According to statistics from the National Safety Council, half of all adolescents will be involved in a car accident before they finish high school. Getting a driver’s license is a rite a passage for teenagers, but just because they are legally able to get behind the wheel doesn’t mean they are safe drivers. Good driving skills take time, practice and patience to build, but beyond setting a good example, what can you do to keep your kids safe on the road?
The following are steps parents can take to help instill safe driving habits in their teenagers.
Practice, practice and more practice
You can guide your teen to becoming a safer driver by letting him or her practice under your supervision. Aim to spend at least a few hours each week on different types of roads under different traffic conditions. Use this time to teach your teen the essentials of defensive driving. This includes maintaining a safe distance from the vehicle in front, adjusting driving behavior according to weather conditions and remaining aware of surroundings for the unexpected.
Put the brakes on speeding
An estimated 31 percent of all traffic fatalities involve speeding, and per mile driven, teenagers are nearly three times more likely than adults to be involved in a fatal motor vehicle accident. Emphasize the dire consequences of excess speed when behind the wheel, explaining that arriving a few minutes early isn’t worth the risk of one’s life.
No cell phone use and no texting
Most teens are glued to their smart phones, and if yours is a voracious texter and talker, it’s time to lay down the law or revoke driving privileges. Texting is one of the most dangerous types of distracted driving, and according to a survey published in the Journal of Adolescent Health, a whopping 40 percent of American teenagers admit to texting while driving. Studies have suggested that texting and driving is almost equally as hazardous as drunk driving. Ensure your teen knows that cell phones should only be used when the car is safely stopped in a parking lot.
Monitor performance with driving apps
Your teen may promise to be a distraction-free driver, but if you have doubts there are several apps that track what they do and don’t do while behind the wheel. Some apps monitor acceleration, speed and braking, while others automatically mute text messages and calls until the destination has been reached.

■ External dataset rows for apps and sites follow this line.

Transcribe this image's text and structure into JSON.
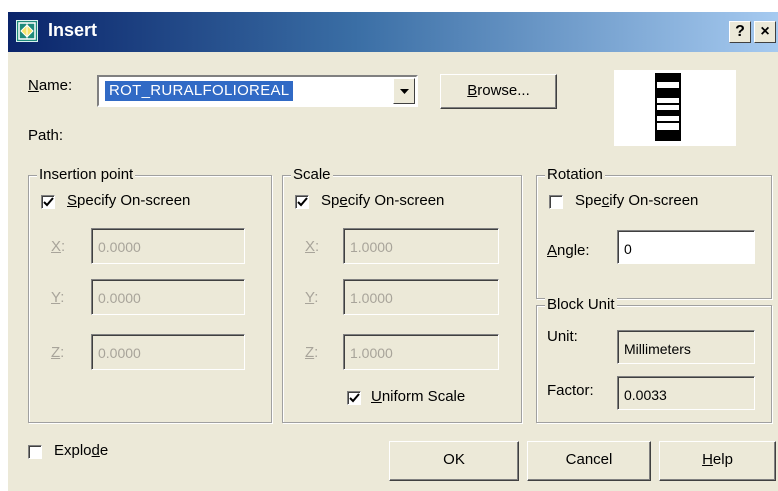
{
  "title": "Insert",
  "titlebar_buttons": {
    "help": "?",
    "close": "×"
  },
  "name": {
    "label": "Name:",
    "value": "ROT_RURALFOLIOREAL"
  },
  "browse_label": "Browse...",
  "path_label": "Path:",
  "insertion_point": {
    "title": "Insertion point",
    "specify_label": "Specify On-screen",
    "specify_checked": true,
    "x": {
      "label": "X:",
      "value": "0.0000"
    },
    "y": {
      "label": "Y:",
      "value": "0.0000"
    },
    "z": {
      "label": "Z:",
      "value": "0.0000"
    }
  },
  "scale": {
    "title": "Scale",
    "specify_label": "Specify On-screen",
    "specify_checked": true,
    "x": {
      "label": "X:",
      "value": "1.0000"
    },
    "y": {
      "label": "Y:",
      "value": "1.0000"
    },
    "z": {
      "label": "Z:",
      "value": "1.0000"
    },
    "uniform_label": "Uniform Scale",
    "uniform_checked": true
  },
  "rotation": {
    "title": "Rotation",
    "specify_label": "Specify On-screen",
    "specify_checked": false,
    "angle_label": "Angle:",
    "angle_value": "0"
  },
  "block_unit": {
    "title": "Block Unit",
    "unit_label": "Unit:",
    "unit_value": "Millimeters",
    "factor_label": "Factor:",
    "factor_value": "0.0033"
  },
  "explode": {
    "label": "Explode",
    "checked": false
  },
  "buttons": {
    "ok": "OK",
    "cancel": "Cancel",
    "help": "Help"
  },
  "icons": {
    "title": "insert-block-icon",
    "dropdown": "chevron-down-icon",
    "check": "checkmark-icon",
    "preview": "block-preview-icon"
  }
}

Sign a teen driving contract
Create a driving contract that details baseline rules in addition to penalties for violating those rules and have your teenager sign the contract at the very start. There are several variations of these available for download on the Internet, which cover basics like always wearing a seat belt, never using a cell phone while driving, or driving while under the influence of drugs or alcohol.

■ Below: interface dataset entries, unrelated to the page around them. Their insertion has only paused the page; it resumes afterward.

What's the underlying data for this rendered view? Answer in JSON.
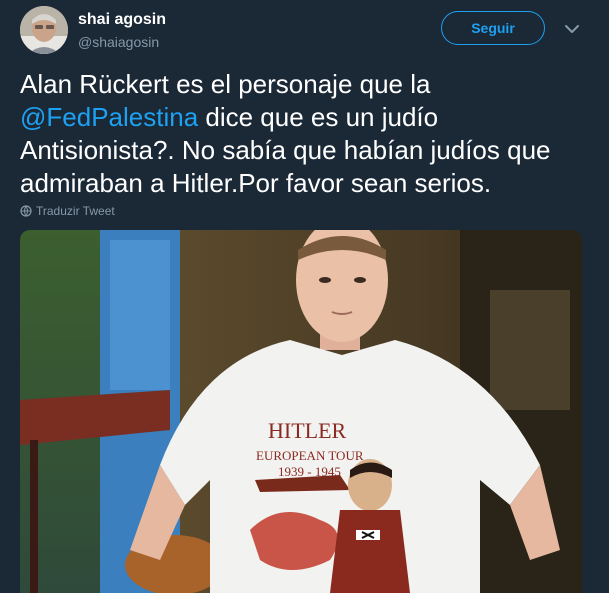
{
  "author": {
    "name": "shai agosin",
    "handle": "@shaiagosin"
  },
  "follow_label": "Seguir",
  "tweet": {
    "text_line1_a": "Alan Rückert es el personaje que la",
    "mention": "@FedPalestina",
    "text_line2_b": " dice que es un judío",
    "text_rest": "Antisionista?. No sabía que habían judíos que admiraban a Hitler.Por favor sean serios."
  },
  "translate_label": "Traduzir Tweet",
  "media": {
    "shirt_title": "HITLER",
    "shirt_sub": "EUROPEAN TOUR",
    "shirt_years": "1939 - 1945"
  },
  "colors": {
    "background": "#1b2836",
    "accent": "#1da1f2",
    "muted": "#8899a6"
  },
  "icons": [
    "chevron-down-icon",
    "globe-icon"
  ]
}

Car accident representation in New York and Long Island
If your teenager or a loved one is involved in a crash, an experienced car accident attorney can be an invaluable resource. Friedman, Levy, Goldfarb, Green & Bagley can help accident victims understand their rights and secure the money damages to which they are entitled. Contact us today to schedule a free case review with car accident lawyers New York and Long Island residents have come to trust.
- Journal of Adolescent Health, Texting/Emailing While Driving Among High School Students in 35 States https://www.jahonline.org/article/S1054-139X(18)30250-7/fulltext
- Healthy Children, Behind the Wheel: How to Help Your Teen Become a Safe Driver https://www.healthychildren.org/English/ages-stages/teen/safety/Pages/Behind-the-Wheel-Helping-Teens-Become-Safe-Drivers.aspx
- YourTeenMag, Keeping Your Teen Drivers Safe Behind The Wheel https://yourteenmag.com/teenager-school/teens-high-school/parents-teen-driving/tuesday-tips-better-teen-driver